• [Exercise instructions]: Skipping all pictures, print exactly the lines below from the one with "What's the underlying" through the final line.

• [The data]:
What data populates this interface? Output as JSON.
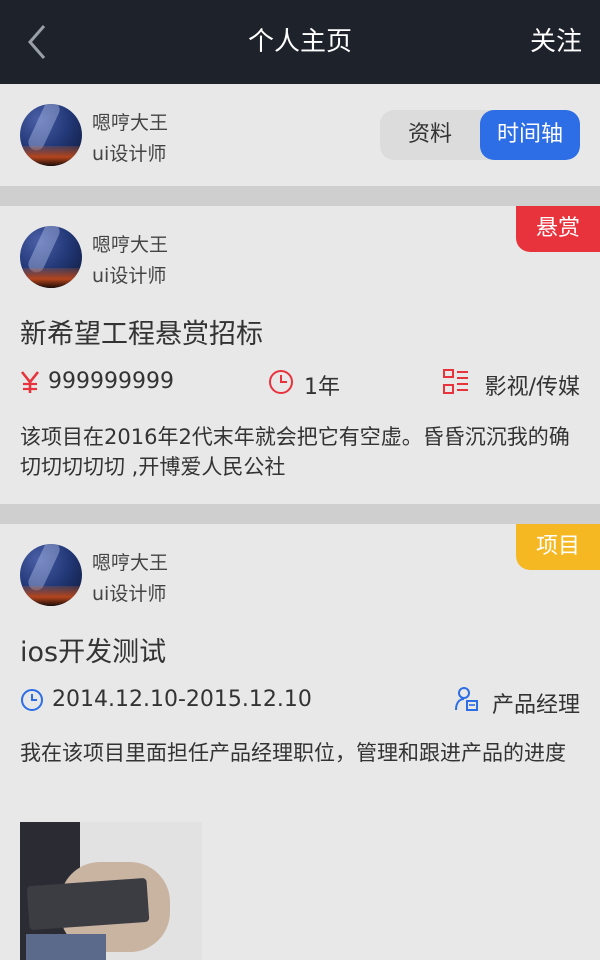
{
  "header": {
    "title": "个人主页",
    "follow_label": "关注",
    "back_icon": "chevron-left-icon"
  },
  "profile": {
    "name": "嗯哼大王",
    "role": "ui设计师",
    "tabs": [
      {
        "label": "资料",
        "active": false
      },
      {
        "label": "时间轴",
        "active": true
      }
    ],
    "accent": "#2d6ee6"
  },
  "cards": [
    {
      "tag": "悬赏",
      "tag_color": "#e8323c",
      "author": {
        "name": "嗯哼大王",
        "role": "ui设计师"
      },
      "title": "新希望工程悬赏招标",
      "amount": "999999999",
      "duration": "1年",
      "category": "影视/传媒",
      "description": "该项目在2016年2代末年就会把它有空虚。昏昏沉沉我的确切切切切切 ,开博爱人民公社"
    },
    {
      "tag": "项目",
      "tag_color": "#f5b823",
      "author": {
        "name": "嗯哼大王",
        "role": "ui设计师"
      },
      "title": "ios开发测试",
      "period": "2014.12.10-2015.12.10",
      "position": "产品经理",
      "description": "我在该项目里面担任产品经理职位，管理和跟进产品的进度"
    }
  ]
}
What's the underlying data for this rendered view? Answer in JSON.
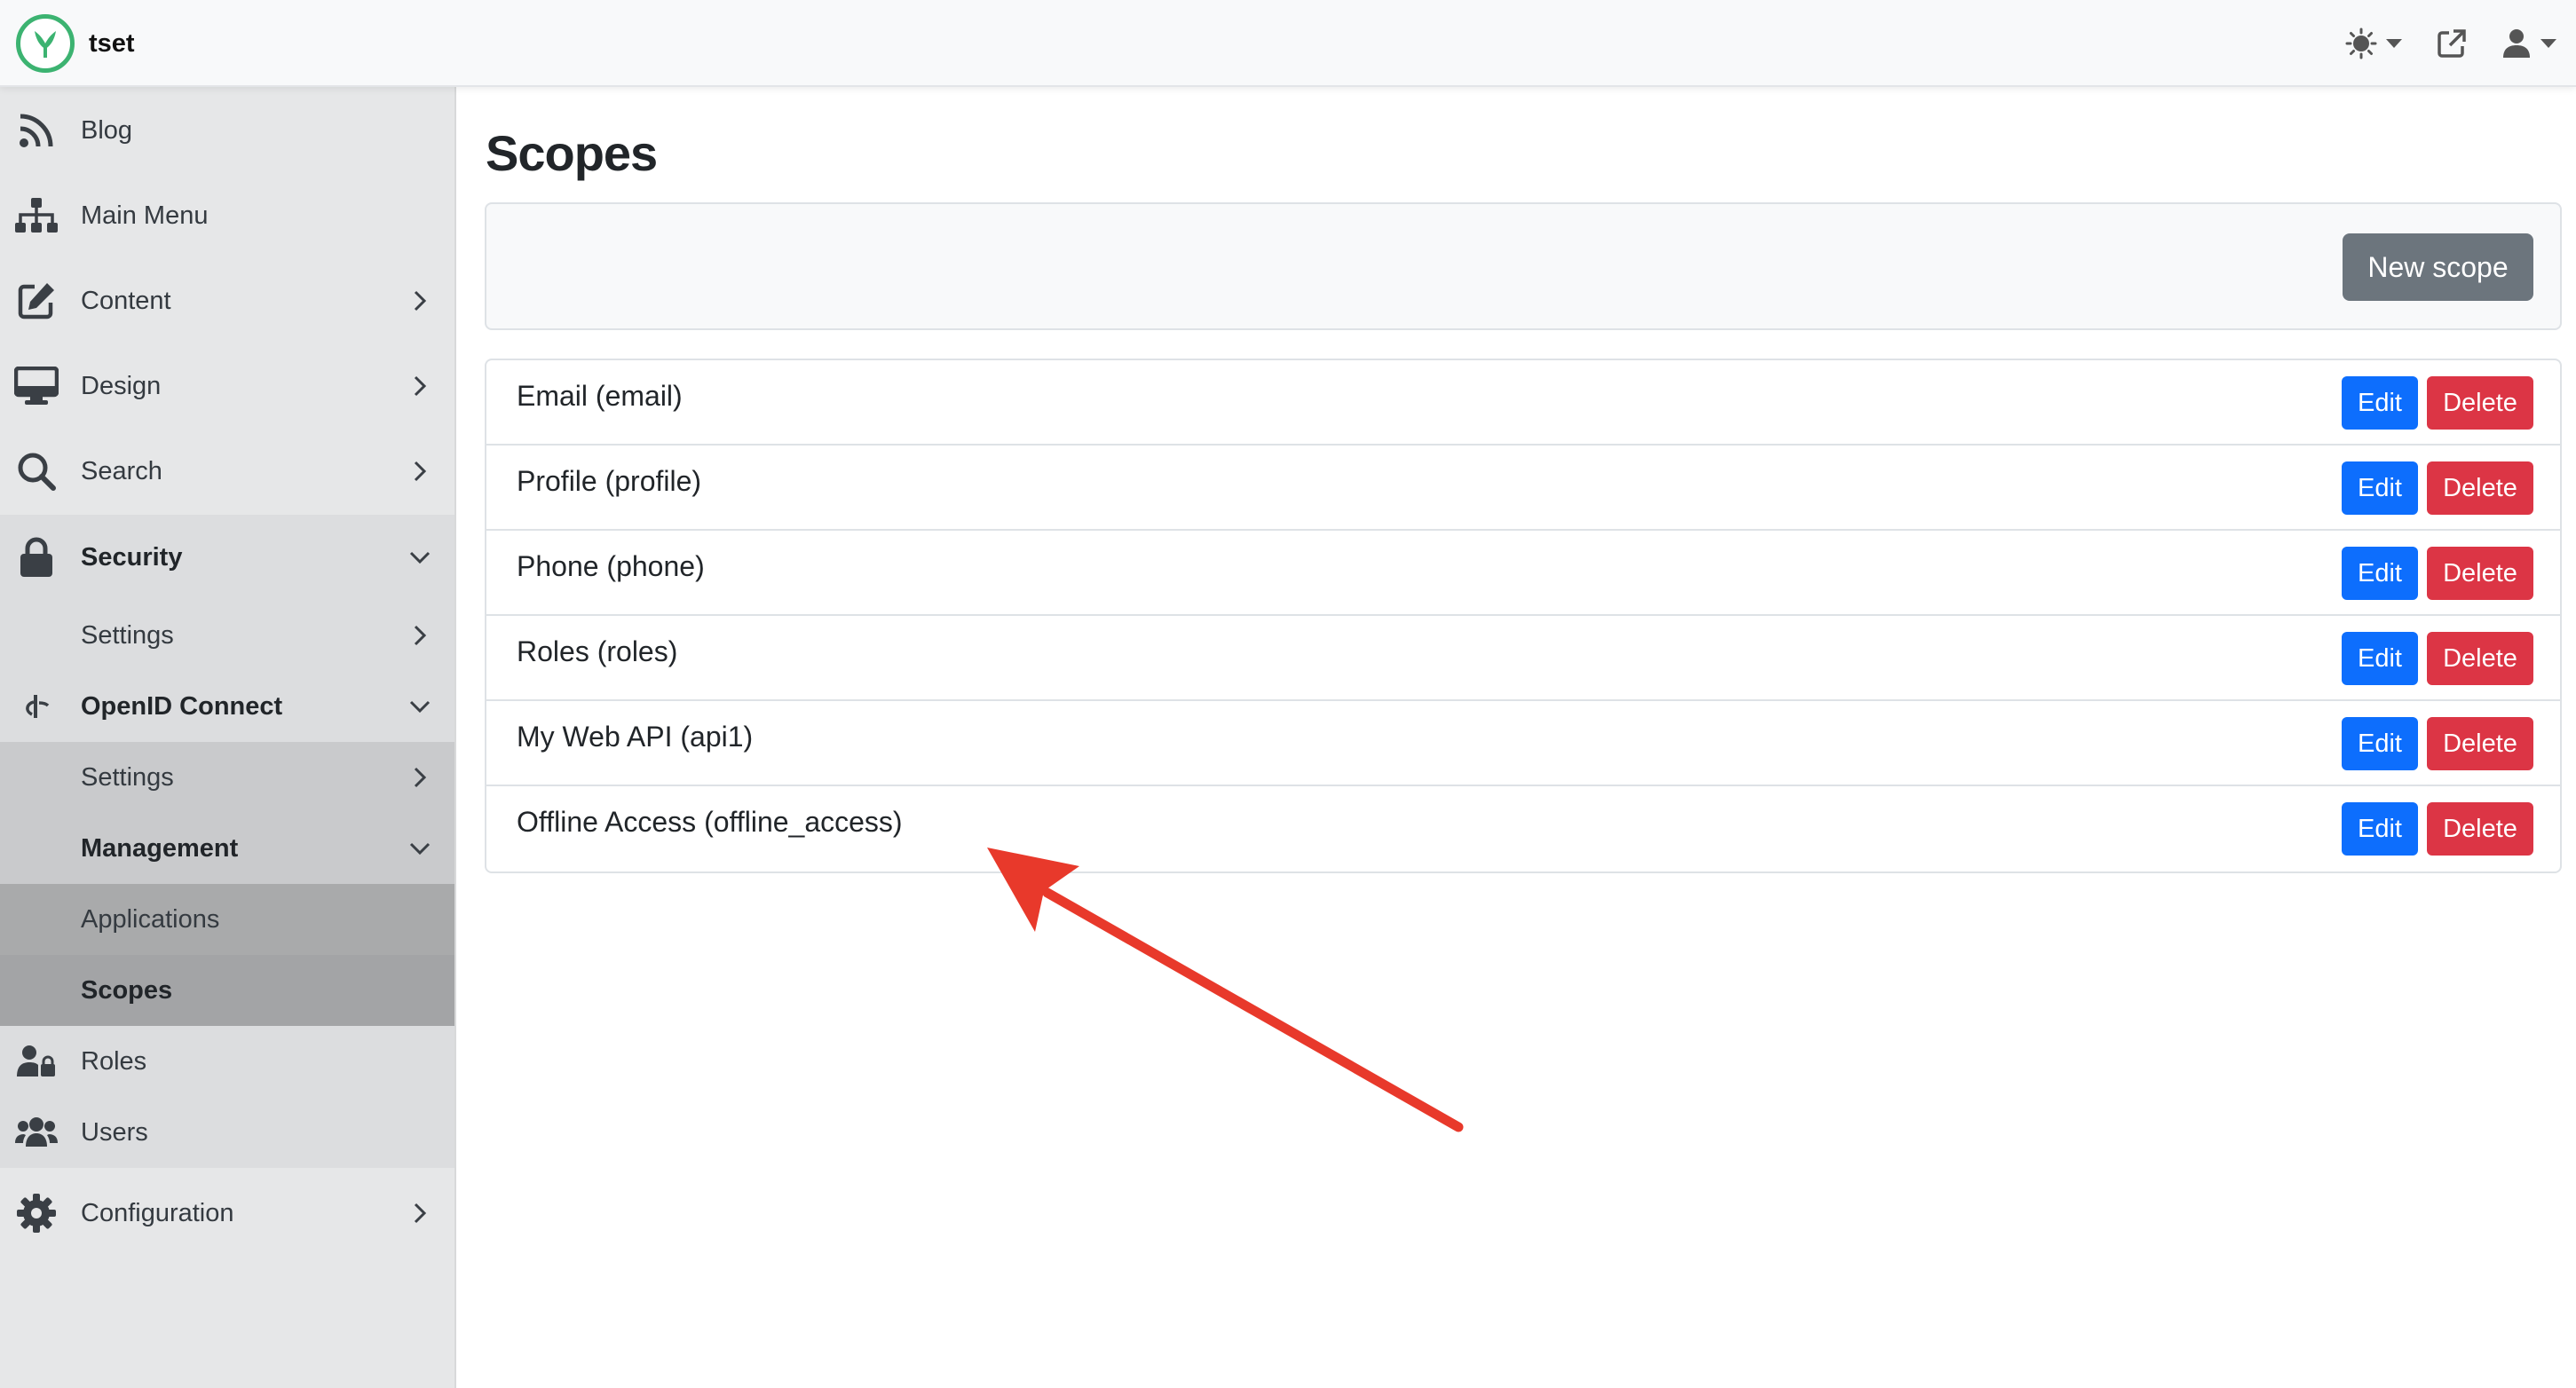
{
  "app": {
    "title": "tset"
  },
  "topbar": {
    "icons": [
      "theme-sun-icon",
      "external-link-icon",
      "user-icon"
    ]
  },
  "sidebar": {
    "items": [
      {
        "label": "Blog",
        "icon": "rss-icon"
      },
      {
        "label": "Main Menu",
        "icon": "sitemap-icon"
      },
      {
        "label": "Content",
        "icon": "edit-icon"
      },
      {
        "label": "Design",
        "icon": "desktop-icon"
      },
      {
        "label": "Search",
        "icon": "search-icon"
      },
      {
        "label": "Security",
        "icon": "lock-icon"
      },
      {
        "label": "Settings"
      },
      {
        "label": "OpenID Connect",
        "icon": "openid-icon"
      },
      {
        "label": "Settings"
      },
      {
        "label": "Management"
      },
      {
        "label": "Applications"
      },
      {
        "label": "Scopes"
      },
      {
        "label": "Roles",
        "icon": "user-lock-icon"
      },
      {
        "label": "Users",
        "icon": "users-icon"
      },
      {
        "label": "Configuration",
        "icon": "gear-icon"
      }
    ]
  },
  "main": {
    "title": "Scopes",
    "new_button": "New scope",
    "edit_label": "Edit",
    "delete_label": "Delete",
    "scopes": [
      "Email (email)",
      "Profile (profile)",
      "Phone (phone)",
      "Roles (roles)",
      "My Web API (api1)",
      "Offline Access (offline_access)"
    ]
  },
  "colors": {
    "primary": "#0d6efd",
    "danger": "#dc3545",
    "secondary": "#6c757d",
    "annotation": "#e8392b"
  }
}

• [Result for this task]:
What's the underlying data for this rendered view? Answer in JSON.
{
  "app": {
    "title": "tset"
  },
  "topbar": {
    "icons": [
      "theme-sun-icon",
      "external-link-icon",
      "user-icon"
    ]
  },
  "sidebar": {
    "items": [
      {
        "label": "Blog",
        "icon": "rss-icon"
      },
      {
        "label": "Main Menu",
        "icon": "sitemap-icon"
      },
      {
        "label": "Content",
        "icon": "edit-icon"
      },
      {
        "label": "Design",
        "icon": "desktop-icon"
      },
      {
        "label": "Search",
        "icon": "search-icon"
      },
      {
        "label": "Security",
        "icon": "lock-icon"
      },
      {
        "label": "Settings"
      },
      {
        "label": "OpenID Connect",
        "icon": "openid-icon"
      },
      {
        "label": "Settings"
      },
      {
        "label": "Management"
      },
      {
        "label": "Applications"
      },
      {
        "label": "Scopes"
      },
      {
        "label": "Roles",
        "icon": "user-lock-icon"
      },
      {
        "label": "Users",
        "icon": "users-icon"
      },
      {
        "label": "Configuration",
        "icon": "gear-icon"
      }
    ]
  },
  "main": {
    "title": "Scopes",
    "new_button": "New scope",
    "edit_label": "Edit",
    "delete_label": "Delete",
    "scopes": [
      "Email (email)",
      "Profile (profile)",
      "Phone (phone)",
      "Roles (roles)",
      "My Web API (api1)",
      "Offline Access (offline_access)"
    ]
  },
  "colors": {
    "primary": "#0d6efd",
    "danger": "#dc3545",
    "secondary": "#6c757d",
    "annotation": "#e8392b"
  }
}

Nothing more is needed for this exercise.